Dataset records START
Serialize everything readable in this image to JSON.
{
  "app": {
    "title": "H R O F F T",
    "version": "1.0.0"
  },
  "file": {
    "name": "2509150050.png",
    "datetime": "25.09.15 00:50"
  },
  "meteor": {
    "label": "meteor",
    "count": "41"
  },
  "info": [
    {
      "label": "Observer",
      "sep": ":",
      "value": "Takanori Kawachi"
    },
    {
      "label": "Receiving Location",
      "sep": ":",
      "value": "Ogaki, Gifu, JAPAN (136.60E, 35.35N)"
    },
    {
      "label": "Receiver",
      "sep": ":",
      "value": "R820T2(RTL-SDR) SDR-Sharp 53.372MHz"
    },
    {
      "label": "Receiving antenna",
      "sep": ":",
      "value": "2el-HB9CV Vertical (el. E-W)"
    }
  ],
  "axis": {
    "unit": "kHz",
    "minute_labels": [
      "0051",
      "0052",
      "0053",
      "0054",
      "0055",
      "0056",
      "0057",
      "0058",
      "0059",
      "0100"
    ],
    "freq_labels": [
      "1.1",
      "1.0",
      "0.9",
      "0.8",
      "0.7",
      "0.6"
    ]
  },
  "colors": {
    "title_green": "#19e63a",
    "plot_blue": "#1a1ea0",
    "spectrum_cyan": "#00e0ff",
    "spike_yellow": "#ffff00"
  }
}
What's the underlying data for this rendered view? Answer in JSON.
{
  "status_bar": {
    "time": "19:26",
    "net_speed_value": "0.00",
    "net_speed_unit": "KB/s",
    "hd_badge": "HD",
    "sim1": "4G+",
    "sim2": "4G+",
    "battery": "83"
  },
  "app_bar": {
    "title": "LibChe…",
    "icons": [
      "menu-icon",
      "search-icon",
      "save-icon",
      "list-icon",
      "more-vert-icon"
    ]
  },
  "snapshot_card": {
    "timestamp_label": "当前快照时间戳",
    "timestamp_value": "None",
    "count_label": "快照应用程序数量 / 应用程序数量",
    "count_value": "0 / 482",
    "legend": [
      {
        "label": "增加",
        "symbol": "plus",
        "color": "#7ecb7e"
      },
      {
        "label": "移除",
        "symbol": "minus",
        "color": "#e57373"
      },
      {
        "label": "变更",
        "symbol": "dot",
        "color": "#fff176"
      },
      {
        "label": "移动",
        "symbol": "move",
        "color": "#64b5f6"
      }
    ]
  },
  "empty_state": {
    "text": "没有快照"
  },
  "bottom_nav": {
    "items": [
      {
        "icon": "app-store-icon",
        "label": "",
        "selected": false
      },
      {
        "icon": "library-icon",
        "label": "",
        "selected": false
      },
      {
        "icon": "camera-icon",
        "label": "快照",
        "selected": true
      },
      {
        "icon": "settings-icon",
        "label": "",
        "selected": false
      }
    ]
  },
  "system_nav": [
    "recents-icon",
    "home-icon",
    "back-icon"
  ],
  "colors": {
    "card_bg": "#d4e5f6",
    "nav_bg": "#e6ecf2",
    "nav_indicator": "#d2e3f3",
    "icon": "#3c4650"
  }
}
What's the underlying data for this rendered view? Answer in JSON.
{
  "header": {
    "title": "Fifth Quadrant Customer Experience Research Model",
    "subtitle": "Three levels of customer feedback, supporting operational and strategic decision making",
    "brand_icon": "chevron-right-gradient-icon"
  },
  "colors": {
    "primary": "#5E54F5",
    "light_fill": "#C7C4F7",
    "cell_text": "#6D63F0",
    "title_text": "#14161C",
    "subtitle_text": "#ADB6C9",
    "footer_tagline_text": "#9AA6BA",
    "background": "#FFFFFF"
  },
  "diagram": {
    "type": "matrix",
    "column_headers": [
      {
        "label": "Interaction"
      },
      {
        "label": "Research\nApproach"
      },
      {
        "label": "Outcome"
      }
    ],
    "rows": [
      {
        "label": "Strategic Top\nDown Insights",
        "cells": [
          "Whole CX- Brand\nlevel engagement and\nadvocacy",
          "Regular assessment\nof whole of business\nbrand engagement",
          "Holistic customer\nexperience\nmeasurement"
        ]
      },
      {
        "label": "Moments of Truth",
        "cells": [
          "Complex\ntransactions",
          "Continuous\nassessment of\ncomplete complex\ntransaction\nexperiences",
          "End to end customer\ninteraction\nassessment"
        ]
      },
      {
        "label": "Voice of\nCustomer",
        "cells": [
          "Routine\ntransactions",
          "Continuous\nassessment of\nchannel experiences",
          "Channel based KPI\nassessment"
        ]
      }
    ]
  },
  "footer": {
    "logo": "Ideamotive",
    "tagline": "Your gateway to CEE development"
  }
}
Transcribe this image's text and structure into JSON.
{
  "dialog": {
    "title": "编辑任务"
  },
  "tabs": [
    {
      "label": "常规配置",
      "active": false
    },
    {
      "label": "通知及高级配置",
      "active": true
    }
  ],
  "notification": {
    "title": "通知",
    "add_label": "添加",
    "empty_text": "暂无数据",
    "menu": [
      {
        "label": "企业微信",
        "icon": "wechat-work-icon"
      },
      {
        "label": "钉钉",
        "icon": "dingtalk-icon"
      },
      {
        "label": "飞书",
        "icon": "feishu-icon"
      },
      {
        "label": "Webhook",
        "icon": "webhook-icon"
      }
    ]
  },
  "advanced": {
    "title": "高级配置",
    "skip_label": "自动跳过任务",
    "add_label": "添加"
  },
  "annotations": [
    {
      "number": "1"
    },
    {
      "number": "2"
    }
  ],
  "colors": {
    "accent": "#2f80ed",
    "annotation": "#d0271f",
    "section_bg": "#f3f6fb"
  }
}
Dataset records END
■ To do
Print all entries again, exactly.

■ Exercise response
Serialize everything readable in this image to JSON.
{
  "app": {
    "title": "H R O F F T",
    "version": "1.0.0"
  },
  "file": {
    "name": "2509150050.png",
    "datetime": "25.09.15 00:50"
  },
  "meteor": {
    "label": "meteor",
    "count": "41"
  },
  "info": [
    {
      "label": "Observer",
      "sep": ":",
      "value": "Takanori Kawachi"
    },
    {
      "label": "Receiving Location",
      "sep": ":",
      "value": "Ogaki, Gifu, JAPAN (136.60E, 35.35N)"
    },
    {
      "label": "Receiver",
      "sep": ":",
      "value": "R820T2(RTL-SDR) SDR-Sharp 53.372MHz"
    },
    {
      "label": "Receiving antenna",
      "sep": ":",
      "value": "2el-HB9CV Vertical (el. E-W)"
    }
  ],
  "axis": {
    "unit": "kHz",
    "minute_labels": [
      "0051",
      "0052",
      "0053",
      "0054",
      "0055",
      "0056",
      "0057",
      "0058",
      "0059",
      "0100"
    ],
    "freq_labels": [
      "1.1",
      "1.0",
      "0.9",
      "0.8",
      "0.7",
      "0.6"
    ]
  },
  "colors": {
    "title_green": "#19e63a",
    "plot_blue": "#1a1ea0",
    "spectrum_cyan": "#00e0ff",
    "spike_yellow": "#ffff00"
  }
}
What's the underlying data for this rendered view? Answer in JSON.
{
  "status_bar": {
    "time": "19:26",
    "net_speed_value": "0.00",
    "net_speed_unit": "KB/s",
    "hd_badge": "HD",
    "sim1": "4G+",
    "sim2": "4G+",
    "battery": "83"
  },
  "app_bar": {
    "title": "LibChe…",
    "icons": [
      "menu-icon",
      "search-icon",
      "save-icon",
      "list-icon",
      "more-vert-icon"
    ]
  },
  "snapshot_card": {
    "timestamp_label": "当前快照时间戳",
    "timestamp_value": "None",
    "count_label": "快照应用程序数量 / 应用程序数量",
    "count_value": "0 / 482",
    "legend": [
      {
        "label": "增加",
        "symbol": "plus",
        "color": "#7ecb7e"
      },
      {
        "label": "移除",
        "symbol": "minus",
        "color": "#e57373"
      },
      {
        "label": "变更",
        "symbol": "dot",
        "color": "#fff176"
      },
      {
        "label": "移动",
        "symbol": "move",
        "color": "#64b5f6"
      }
    ]
  },
  "empty_state": {
    "text": "没有快照"
  },
  "bottom_nav": {
    "items": [
      {
        "icon": "app-store-icon",
        "label": "",
        "selected": false
      },
      {
        "icon": "library-icon",
        "label": "",
        "selected": false
      },
      {
        "icon": "camera-icon",
        "label": "快照",
        "selected": true
      },
      {
        "icon": "settings-icon",
        "label": "",
        "selected": false
      }
    ]
  },
  "system_nav": [
    "recents-icon",
    "home-icon",
    "back-icon"
  ],
  "colors": {
    "card_bg": "#d4e5f6",
    "nav_bg": "#e6ecf2",
    "nav_indicator": "#d2e3f3",
    "icon": "#3c4650"
  }
}
What's the underlying data for this rendered view? Answer in JSON.
{
  "header": {
    "title": "Fifth Quadrant Customer Experience Research Model",
    "subtitle": "Three levels of customer feedback, supporting operational and strategic decision making",
    "brand_icon": "chevron-right-gradient-icon"
  },
  "colors": {
    "primary": "#5E54F5",
    "light_fill": "#C7C4F7",
    "cell_text": "#6D63F0",
    "title_text": "#14161C",
    "subtitle_text": "#ADB6C9",
    "footer_tagline_text": "#9AA6BA",
    "background": "#FFFFFF"
  },
  "diagram": {
    "type": "matrix",
    "column_headers": [
      {
        "label": "Interaction"
      },
      {
        "label": "Research\nApproach"
      },
      {
        "label": "Outcome"
      }
    ],
    "rows": [
      {
        "label": "Strategic Top\nDown Insights",
        "cells": [
          "Whole CX- Brand\nlevel engagement and\nadvocacy",
          "Regular assessment\nof whole of business\nbrand engagement",
          "Holistic customer\nexperience\nmeasurement"
        ]
      },
      {
        "label": "Moments of Truth",
        "cells": [
          "Complex\ntransactions",
          "Continuous\nassessment of\ncomplete complex\ntransaction\nexperiences",
          "End to end customer\ninteraction\nassessment"
        ]
      },
      {
        "label": "Voice of\nCustomer",
        "cells": [
          "Routine\ntransactions",
          "Continuous\nassessment of\nchannel experiences",
          "Channel based KPI\nassessment"
        ]
      }
    ]
  },
  "footer": {
    "logo": "Ideamotive",
    "tagline": "Your gateway to CEE development"
  }
}
Transcribe this image's text and structure into JSON.
{
  "dialog": {
    "title": "编辑任务"
  },
  "tabs": [
    {
      "label": "常规配置",
      "active": false
    },
    {
      "label": "通知及高级配置",
      "active": true
    }
  ],
  "notification": {
    "title": "通知",
    "add_label": "添加",
    "empty_text": "暂无数据",
    "menu": [
      {
        "label": "企业微信",
        "icon": "wechat-work-icon"
      },
      {
        "label": "钉钉",
        "icon": "dingtalk-icon"
      },
      {
        "label": "飞书",
        "icon": "feishu-icon"
      },
      {
        "label": "Webhook",
        "icon": "webhook-icon"
      }
    ]
  },
  "advanced": {
    "title": "高级配置",
    "skip_label": "自动跳过任务",
    "add_label": "添加"
  },
  "annotations": [
    {
      "number": "1"
    },
    {
      "number": "2"
    }
  ],
  "colors": {
    "accent": "#2f80ed",
    "annotation": "#d0271f",
    "section_bg": "#f3f6fb"
  }
}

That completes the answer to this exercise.